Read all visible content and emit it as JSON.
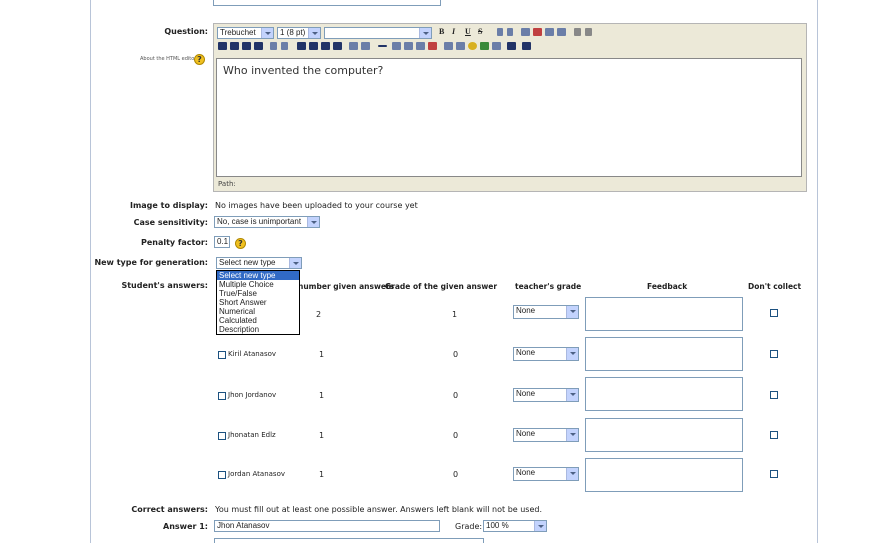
{
  "labels": {
    "question": "Question:",
    "about_editor": "About the HTML editor",
    "image_to_display": "Image to display:",
    "case_sensitivity": "Case sensitivity:",
    "penalty_factor": "Penalty factor:",
    "new_type": "New type for generation:",
    "students_answers": "Student's answers:",
    "correct_answers": "Correct answers:",
    "answer1": "Answer 1:",
    "grade": "Grade:"
  },
  "toolbar": {
    "font": "Trebuchet",
    "size": "1 (8 pt)",
    "heading": "",
    "bold": "B",
    "italic": "I",
    "underline": "U",
    "strike": "S"
  },
  "editor": {
    "content": "Who invented the computer?",
    "path": "Path:"
  },
  "image_text": "No images have been uploaded to your course yet",
  "case_value": "No, case is unimportant",
  "penalty_value": "0.1",
  "new_type_value": "Select new type",
  "type_options": [
    "Select new type",
    "Multiple Choice",
    "True/False",
    "Short Answer",
    "Numerical",
    "Calculated",
    "Description"
  ],
  "table": {
    "headers": [
      "number given answers",
      "Grade of the given answer",
      "teacher's grade",
      "Feedback",
      "Don't collect"
    ],
    "rows": [
      {
        "name": "",
        "count": "2",
        "grade": "1",
        "teacher": "None"
      },
      {
        "name": "Kiril Atanasov",
        "count": "1",
        "grade": "0",
        "teacher": "None"
      },
      {
        "name": "Jhon Jordanov",
        "count": "1",
        "grade": "0",
        "teacher": "None"
      },
      {
        "name": "Jhonatan Edlz",
        "count": "1",
        "grade": "0",
        "teacher": "None"
      },
      {
        "name": "Jordan Atanasov",
        "count": "1",
        "grade": "0",
        "teacher": "None"
      }
    ]
  },
  "correct_text": "You must fill out at least one possible answer. Answers left blank will not be used.",
  "answer1_value": "Jhon Atanasov",
  "grade_value": "100 %"
}
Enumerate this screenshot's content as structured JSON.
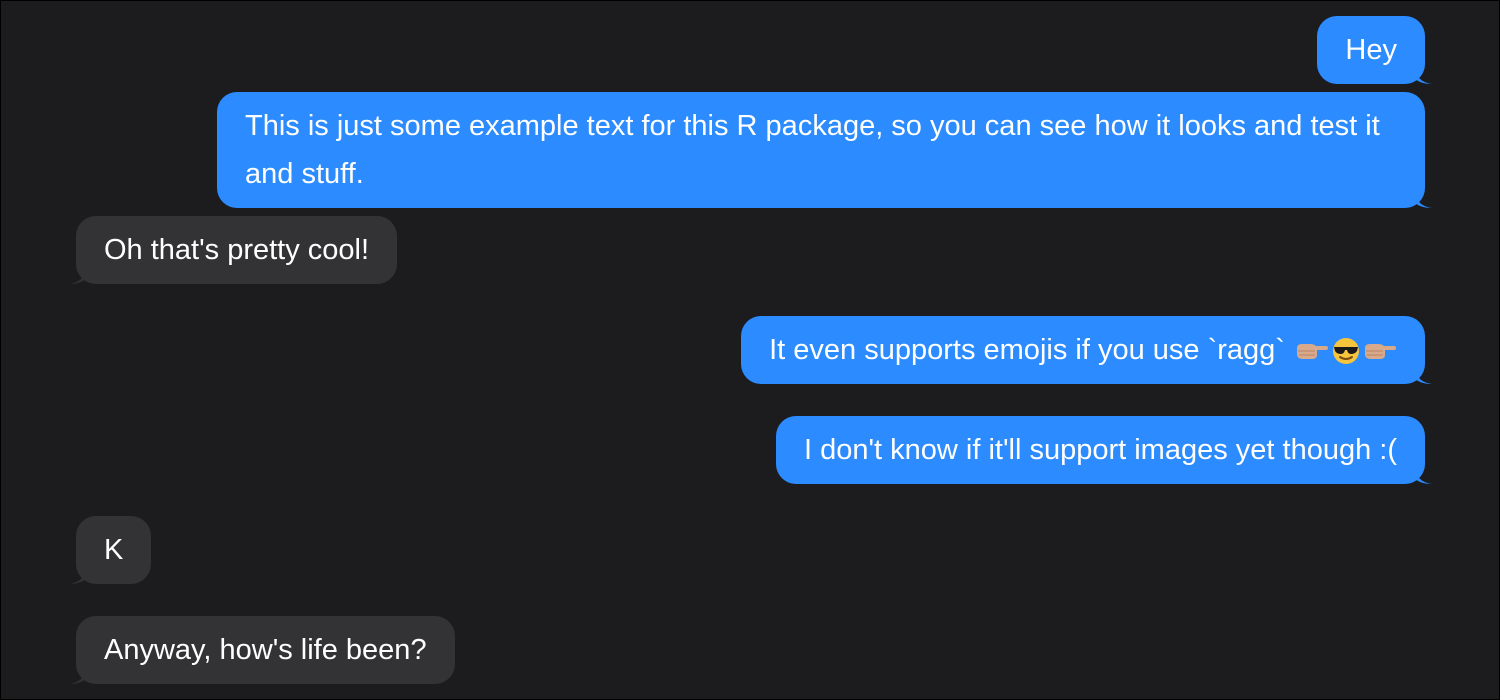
{
  "colors": {
    "background": "#1c1c1e",
    "sent_bubble": "#2b8bff",
    "received_bubble": "#333335",
    "text": "#ffffff"
  },
  "messages": [
    {
      "sender": "me",
      "text": "Hey"
    },
    {
      "sender": "me",
      "text": "This is just some example text for this R package, so you can see how it looks and test it and stuff."
    },
    {
      "sender": "them",
      "text": "Oh that's pretty cool!"
    },
    {
      "sender": "me",
      "text": "It even supports emojis if you use `ragg`",
      "emojis": [
        "backhand-index-pointing-right-icon",
        "smiling-face-with-sunglasses-icon",
        "backhand-index-pointing-right-icon"
      ]
    },
    {
      "sender": "me",
      "text": "I don't know if it'll support images yet though :("
    },
    {
      "sender": "them",
      "text": "K"
    },
    {
      "sender": "them",
      "text": "Anyway, how's life been?"
    }
  ]
}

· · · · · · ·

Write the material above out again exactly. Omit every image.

RESPONSE AREA:
Read all visible content and emit it as JSON.
{
  "labels": {
    "question": "Question:",
    "about_editor": "About the HTML editor",
    "image_to_display": "Image to display:",
    "case_sensitivity": "Case sensitivity:",
    "penalty_factor": "Penalty factor:",
    "new_type": "New type for generation:",
    "students_answers": "Student's answers:",
    "correct_answers": "Correct answers:",
    "answer1": "Answer 1:",
    "grade": "Grade:"
  },
  "toolbar": {
    "font": "Trebuchet",
    "size": "1 (8 pt)",
    "heading": "",
    "bold": "B",
    "italic": "I",
    "underline": "U",
    "strike": "S"
  },
  "editor": {
    "content": "Who invented the computer?",
    "path": "Path:"
  },
  "image_text": "No images have been uploaded to your course yet",
  "case_value": "No, case is unimportant",
  "penalty_value": "0.1",
  "new_type_value": "Select new type",
  "type_options": [
    "Select new type",
    "Multiple Choice",
    "True/False",
    "Short Answer",
    "Numerical",
    "Calculated",
    "Description"
  ],
  "table": {
    "headers": [
      "number given answers",
      "Grade of the given answer",
      "teacher's grade",
      "Feedback",
      "Don't collect"
    ],
    "rows": [
      {
        "name": "",
        "count": "2",
        "grade": "1",
        "teacher": "None"
      },
      {
        "name": "Kiril Atanasov",
        "count": "1",
        "grade": "0",
        "teacher": "None"
      },
      {
        "name": "Jhon Jordanov",
        "count": "1",
        "grade": "0",
        "teacher": "None"
      },
      {
        "name": "Jhonatan Edlz",
        "count": "1",
        "grade": "0",
        "teacher": "None"
      },
      {
        "name": "Jordan Atanasov",
        "count": "1",
        "grade": "0",
        "teacher": "None"
      }
    ]
  },
  "correct_text": "You must fill out at least one possible answer. Answers left blank will not be used.",
  "answer1_value": "Jhon Atanasov",
  "grade_value": "100 %"
}
Enumerate this screenshot's content as structured JSON.
{
  "colors": {
    "background": "#1c1c1e",
    "sent_bubble": "#2b8bff",
    "received_bubble": "#333335",
    "text": "#ffffff"
  },
  "messages": [
    {
      "sender": "me",
      "text": "Hey"
    },
    {
      "sender": "me",
      "text": "This is just some example text for this R package, so you can see how it looks and test it and stuff."
    },
    {
      "sender": "them",
      "text": "Oh that's pretty cool!"
    },
    {
      "sender": "me",
      "text": "It even supports emojis if you use `ragg`",
      "emojis": [
        "backhand-index-pointing-right-icon",
        "smiling-face-with-sunglasses-icon",
        "backhand-index-pointing-right-icon"
      ]
    },
    {
      "sender": "me",
      "text": "I don't know if it'll support images yet though :("
    },
    {
      "sender": "them",
      "text": "K"
    },
    {
      "sender": "them",
      "text": "Anyway, how's life been?"
    }
  ]
}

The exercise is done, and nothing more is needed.